Mr Mandla said sex-on-premises venues should be relegated to non-residential areas.

“In our modern city, which is now filled with families and close communities, we need to drive brothels to industrial warehouse areas and to the upper floors of high-rise commercial buildings.”

Mr Mandla also said local planning controls are enabling the development of brothels.

“With our current planning instruments, they will come here again and again and again.”

Greens councillor Irene Doutney supported the motion against the brothel, but expressed concern “about commentary accompanying it”. She told council she had grown up next door to a sex-on-premises venue and never had a problem with its staff or clients.

“I thought they were movie stars,” she said.

Jill McKay, who works at the film production company next door to 200 Harris St, told the Bondi View local businesses were already suffering because of the proposed brothel.

“We’re actually moving which is really sad. It’s because of that we sold our building,” Ms McKay said.

“[It] was having a flow on effect, all these empty spaces. The café owners have reported a real downsize in trade. You know, people were getting really nervous about it.”

Jean Stuart, President of the Pyrmont Community Group, welcomed the recommendation and blamed the brothel proposal for rising vacancies nearby.

“We’re delighted that councillors are listening to the community in this instance,” she said.

“[The proposal for the brothel] affects the letting potential for the other vacant properties nearby. The real estate agent said he’s having trouble letting them.”

But Rob Wills, director of Property Asset Consultancy, said there could be other factors at play in the decline of the strip.

“Harris Street has been up and down for years. I can’t recall anything on Harris St that’s been overly warranted to go to for a long time,” Mr Wills said.

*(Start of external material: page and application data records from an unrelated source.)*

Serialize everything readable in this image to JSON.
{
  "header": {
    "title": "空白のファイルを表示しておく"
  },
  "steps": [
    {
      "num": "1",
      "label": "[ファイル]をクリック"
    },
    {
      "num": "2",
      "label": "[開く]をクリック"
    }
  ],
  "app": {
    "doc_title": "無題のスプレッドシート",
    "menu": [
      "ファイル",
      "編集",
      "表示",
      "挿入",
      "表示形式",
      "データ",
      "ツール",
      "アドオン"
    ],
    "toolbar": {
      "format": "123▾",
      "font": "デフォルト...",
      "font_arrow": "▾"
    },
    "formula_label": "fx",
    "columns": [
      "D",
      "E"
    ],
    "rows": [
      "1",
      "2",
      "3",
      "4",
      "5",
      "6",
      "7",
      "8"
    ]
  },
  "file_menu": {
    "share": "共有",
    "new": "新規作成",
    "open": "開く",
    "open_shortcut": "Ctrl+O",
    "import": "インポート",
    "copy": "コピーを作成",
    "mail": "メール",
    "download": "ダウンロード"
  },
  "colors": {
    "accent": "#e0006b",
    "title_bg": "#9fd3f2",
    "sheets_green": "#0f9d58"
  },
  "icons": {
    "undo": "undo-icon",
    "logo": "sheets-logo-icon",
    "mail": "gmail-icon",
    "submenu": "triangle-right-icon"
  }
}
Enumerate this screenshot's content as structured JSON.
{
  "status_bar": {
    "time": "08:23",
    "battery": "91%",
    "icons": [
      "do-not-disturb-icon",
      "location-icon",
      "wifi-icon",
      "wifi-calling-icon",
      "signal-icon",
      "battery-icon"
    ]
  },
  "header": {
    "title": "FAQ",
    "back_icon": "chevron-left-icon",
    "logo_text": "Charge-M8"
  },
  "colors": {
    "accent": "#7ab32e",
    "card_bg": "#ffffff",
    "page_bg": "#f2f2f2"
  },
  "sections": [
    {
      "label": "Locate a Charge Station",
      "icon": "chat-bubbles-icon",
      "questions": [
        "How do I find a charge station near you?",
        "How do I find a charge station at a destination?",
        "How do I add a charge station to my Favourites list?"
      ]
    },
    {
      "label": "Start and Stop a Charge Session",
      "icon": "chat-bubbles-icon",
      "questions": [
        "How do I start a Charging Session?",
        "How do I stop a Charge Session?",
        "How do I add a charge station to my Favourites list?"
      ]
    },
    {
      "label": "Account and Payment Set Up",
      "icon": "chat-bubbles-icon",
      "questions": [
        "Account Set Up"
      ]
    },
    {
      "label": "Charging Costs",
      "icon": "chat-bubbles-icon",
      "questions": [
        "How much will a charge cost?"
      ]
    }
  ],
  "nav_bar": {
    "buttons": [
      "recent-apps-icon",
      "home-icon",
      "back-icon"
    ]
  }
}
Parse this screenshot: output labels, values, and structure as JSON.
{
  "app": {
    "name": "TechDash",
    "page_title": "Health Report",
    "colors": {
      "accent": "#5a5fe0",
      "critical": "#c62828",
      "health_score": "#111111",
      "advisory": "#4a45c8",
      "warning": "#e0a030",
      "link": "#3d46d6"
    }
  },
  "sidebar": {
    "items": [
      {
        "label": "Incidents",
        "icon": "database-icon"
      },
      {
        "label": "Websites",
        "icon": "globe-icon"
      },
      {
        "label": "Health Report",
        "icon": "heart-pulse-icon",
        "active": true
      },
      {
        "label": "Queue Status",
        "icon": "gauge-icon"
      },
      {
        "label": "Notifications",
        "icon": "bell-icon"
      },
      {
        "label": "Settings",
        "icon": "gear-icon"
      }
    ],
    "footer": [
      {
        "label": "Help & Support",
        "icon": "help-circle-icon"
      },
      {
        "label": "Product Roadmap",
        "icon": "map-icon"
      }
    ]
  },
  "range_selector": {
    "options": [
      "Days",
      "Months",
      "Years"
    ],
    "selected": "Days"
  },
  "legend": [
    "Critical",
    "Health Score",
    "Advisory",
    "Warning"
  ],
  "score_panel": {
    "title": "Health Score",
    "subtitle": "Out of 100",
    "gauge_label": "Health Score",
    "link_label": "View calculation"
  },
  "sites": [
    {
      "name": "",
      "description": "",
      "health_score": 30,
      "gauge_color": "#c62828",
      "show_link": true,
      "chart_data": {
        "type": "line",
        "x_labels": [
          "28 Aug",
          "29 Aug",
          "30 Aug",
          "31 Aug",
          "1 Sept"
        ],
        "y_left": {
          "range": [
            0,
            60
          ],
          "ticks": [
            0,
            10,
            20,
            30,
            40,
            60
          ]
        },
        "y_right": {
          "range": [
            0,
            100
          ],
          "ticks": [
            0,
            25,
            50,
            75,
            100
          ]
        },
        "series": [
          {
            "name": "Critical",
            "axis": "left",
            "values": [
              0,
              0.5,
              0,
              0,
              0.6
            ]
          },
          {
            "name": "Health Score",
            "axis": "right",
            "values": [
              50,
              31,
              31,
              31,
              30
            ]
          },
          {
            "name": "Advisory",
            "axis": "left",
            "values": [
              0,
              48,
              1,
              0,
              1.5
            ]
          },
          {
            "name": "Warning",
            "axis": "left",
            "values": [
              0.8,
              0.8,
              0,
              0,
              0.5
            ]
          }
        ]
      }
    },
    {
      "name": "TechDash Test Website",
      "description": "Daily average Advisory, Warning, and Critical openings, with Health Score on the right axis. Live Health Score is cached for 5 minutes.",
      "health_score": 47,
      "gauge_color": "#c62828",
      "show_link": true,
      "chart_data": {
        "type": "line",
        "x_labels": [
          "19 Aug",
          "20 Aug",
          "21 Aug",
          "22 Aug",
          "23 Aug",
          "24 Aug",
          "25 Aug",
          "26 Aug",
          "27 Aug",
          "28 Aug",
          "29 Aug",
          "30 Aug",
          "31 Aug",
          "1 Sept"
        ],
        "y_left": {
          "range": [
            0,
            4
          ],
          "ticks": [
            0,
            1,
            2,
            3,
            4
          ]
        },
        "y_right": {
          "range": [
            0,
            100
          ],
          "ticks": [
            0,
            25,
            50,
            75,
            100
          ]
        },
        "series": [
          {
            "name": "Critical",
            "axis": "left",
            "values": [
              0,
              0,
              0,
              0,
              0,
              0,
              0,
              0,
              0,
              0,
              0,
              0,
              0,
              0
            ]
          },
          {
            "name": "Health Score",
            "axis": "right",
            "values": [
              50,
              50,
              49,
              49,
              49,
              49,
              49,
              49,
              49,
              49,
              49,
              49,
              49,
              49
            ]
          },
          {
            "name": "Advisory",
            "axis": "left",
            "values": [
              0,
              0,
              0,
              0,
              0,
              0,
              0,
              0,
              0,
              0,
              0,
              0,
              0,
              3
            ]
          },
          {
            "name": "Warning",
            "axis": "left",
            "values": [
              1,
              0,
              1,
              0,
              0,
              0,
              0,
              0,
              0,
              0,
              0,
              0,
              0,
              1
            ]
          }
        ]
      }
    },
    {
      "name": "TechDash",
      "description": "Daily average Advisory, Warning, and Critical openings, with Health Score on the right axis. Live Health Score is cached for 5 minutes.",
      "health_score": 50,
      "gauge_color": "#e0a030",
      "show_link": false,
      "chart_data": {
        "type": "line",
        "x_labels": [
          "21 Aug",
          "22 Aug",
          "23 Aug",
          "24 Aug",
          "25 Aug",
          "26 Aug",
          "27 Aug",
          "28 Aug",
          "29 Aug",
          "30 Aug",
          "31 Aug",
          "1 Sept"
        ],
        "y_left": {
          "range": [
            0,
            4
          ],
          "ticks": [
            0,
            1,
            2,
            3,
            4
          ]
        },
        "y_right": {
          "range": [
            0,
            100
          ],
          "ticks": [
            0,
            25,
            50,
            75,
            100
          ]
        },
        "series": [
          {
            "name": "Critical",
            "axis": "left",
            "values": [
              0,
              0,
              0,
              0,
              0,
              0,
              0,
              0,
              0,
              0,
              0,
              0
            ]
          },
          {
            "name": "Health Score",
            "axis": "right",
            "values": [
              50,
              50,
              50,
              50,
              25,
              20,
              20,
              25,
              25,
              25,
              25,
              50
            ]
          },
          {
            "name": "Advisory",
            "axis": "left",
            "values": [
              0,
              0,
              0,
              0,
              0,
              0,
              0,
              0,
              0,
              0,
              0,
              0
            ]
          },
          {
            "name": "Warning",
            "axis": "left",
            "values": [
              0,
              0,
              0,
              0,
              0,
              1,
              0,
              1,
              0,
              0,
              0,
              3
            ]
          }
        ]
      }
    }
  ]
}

“So it’s hard to see whether that’s sort of the new excuse or what are the other underlying reasons why Harris St is not working. Maybe it doesn’t work because it’s inappropriate use,” he said.